Who had the anaconda strategy?

The Union or the US side had the Anaconda Plan. It was devised by the aged General In Chief, Winfield Scott. It was a plan to blockade the Southern coast and capture ports along the Mississippi River in order to choke off Confederate supply lines from Europe as well as from the western reaches of the Confederacy.

Was Nathan Bedford Forrest good or bad?

Both. He was a human being and had numerous faults. He was also a very kind, generous person and no better soldier ever lived.

Who is Nathan Bedford Forrest?

He was a Confederate Lieutenant General who served as one of the most gifted cavalry and guerrilla commanders of the American Civil War. After the war he became involved in the newly formed Ku Klux Klan and opposed Reconstruction in his home state of Tennessee. Within a few years of taking over the KKK however, Forrest felt it had become too violent in regard to African Americans and other people involved with Reconstruction, and ordered it disbanded.

Was Lieutenant General Robert E. Lee a great general?

That's a matter of opinion. If you share his views and agree with his decisions, he was. If you disagree, he wasn't. Historians should not answer this question because it's opinionated. Of course, that's just my opinion.

Lee was excellent on the defensive. His spoiling attacks repulsed several Union offensives. He was able to fend off vastly superior forces through rapid outflanking maneuvers, confounding the enemy command. He was far less successful on the offensive. Both of his invasions of the North were turned back after crushing defeats incurring great loss of life. His experience in the Mexican War may have worked against him on the offensive, where he had been able to dislodge numerically superior forces with superior firepower. At Gettysburg, that led him to order Pickett's Charge, which ended disastrously. He did take responsibility for the debacle, and never lost the respect of his men.

Why is General George B McClellan a famous US Civil War general?

He was a popular young General who put the Army of the Potomac on a war footing. His performance in the field was disappointing, and he caused so many delays that some of Lincoln's cabinet doubted his loyalty to the cause. After failing to pursue the enemy after the Union win at Antietam, he was removed from command. In the 1864 election, he stood against Lincoln, but was defeated.

Where did general lee surrendered to general grant?

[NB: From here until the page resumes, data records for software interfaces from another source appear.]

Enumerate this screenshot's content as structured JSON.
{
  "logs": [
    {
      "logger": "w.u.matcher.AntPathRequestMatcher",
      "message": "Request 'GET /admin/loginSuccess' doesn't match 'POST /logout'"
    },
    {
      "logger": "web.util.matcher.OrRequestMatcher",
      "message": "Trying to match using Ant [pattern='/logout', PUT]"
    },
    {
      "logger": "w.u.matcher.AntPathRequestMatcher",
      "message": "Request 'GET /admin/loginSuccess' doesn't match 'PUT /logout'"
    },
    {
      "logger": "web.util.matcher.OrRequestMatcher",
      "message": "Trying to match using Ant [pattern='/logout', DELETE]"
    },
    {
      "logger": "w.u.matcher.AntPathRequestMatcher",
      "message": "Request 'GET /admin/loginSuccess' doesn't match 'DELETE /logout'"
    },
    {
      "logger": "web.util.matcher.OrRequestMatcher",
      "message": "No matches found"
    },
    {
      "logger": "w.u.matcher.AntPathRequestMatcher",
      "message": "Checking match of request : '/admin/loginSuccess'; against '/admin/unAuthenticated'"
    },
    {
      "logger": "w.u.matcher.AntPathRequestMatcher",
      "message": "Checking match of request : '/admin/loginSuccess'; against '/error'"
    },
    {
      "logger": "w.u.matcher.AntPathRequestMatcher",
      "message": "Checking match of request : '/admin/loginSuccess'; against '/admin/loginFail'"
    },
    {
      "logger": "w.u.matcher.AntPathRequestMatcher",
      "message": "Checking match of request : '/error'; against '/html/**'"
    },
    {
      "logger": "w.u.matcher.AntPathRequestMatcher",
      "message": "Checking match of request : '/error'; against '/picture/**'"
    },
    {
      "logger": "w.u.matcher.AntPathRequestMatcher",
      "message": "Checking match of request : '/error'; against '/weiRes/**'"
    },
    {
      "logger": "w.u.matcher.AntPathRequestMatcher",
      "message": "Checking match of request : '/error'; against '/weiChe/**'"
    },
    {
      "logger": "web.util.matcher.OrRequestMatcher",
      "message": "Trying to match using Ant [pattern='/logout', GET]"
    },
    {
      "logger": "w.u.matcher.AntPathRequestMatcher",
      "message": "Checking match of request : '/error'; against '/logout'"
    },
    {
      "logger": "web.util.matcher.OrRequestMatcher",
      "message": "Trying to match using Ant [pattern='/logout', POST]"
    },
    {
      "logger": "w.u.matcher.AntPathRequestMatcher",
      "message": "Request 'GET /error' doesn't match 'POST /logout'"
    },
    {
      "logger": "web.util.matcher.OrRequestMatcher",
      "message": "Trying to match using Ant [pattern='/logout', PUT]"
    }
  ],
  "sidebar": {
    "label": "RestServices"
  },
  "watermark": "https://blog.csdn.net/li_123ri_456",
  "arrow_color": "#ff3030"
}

General Lee (commander of the Confederate Army) surrendered to General Grant (commander of the Union Army) at the Appomattox Court House, Virginia. This ended the Civil War.

The war itself was not ended at Appomattox. There were a few more small battles in other arenas of the war. By May of 1865 the war for all practical purposes was over.

Where is General Robert E. Lee buried?

In 1870 at the age of 63, Robert E. Lee died. The date was October 12, 1870. He suffered from a stroke and later pneumonia. He was laid to rest at the chapel of Washington & Lee University.

Who was General George B McClellan?

General George Brinton McClellan was a Union general during the US Civil War. He is most profoundly known for "winning" the battle at Antietam. He was known as a very cautious general which is what caused him to be replaced by General John Popein 1862. After Pope was replaced he later regained his title as Union general and fought in many other minor battles. He was then replaced a second time by General Ambrose Burnside for the same reason as before. He later ran against Lincoln for the presidency of 1864. He lost. He later retired from the military to become a railroad engineer. Tragically, many years later he died of heart failure on October 29, 1885

He was a Union General. But he moved so slowly that some of Lincoln's cabinet began to question his loyalty.

After Lincoln fired him, he stood against him as Democrat candidate for President. If he'd won, there are no solid or supportable facts regarding on how he would end the Southern rebellion, a policy he made while running for office.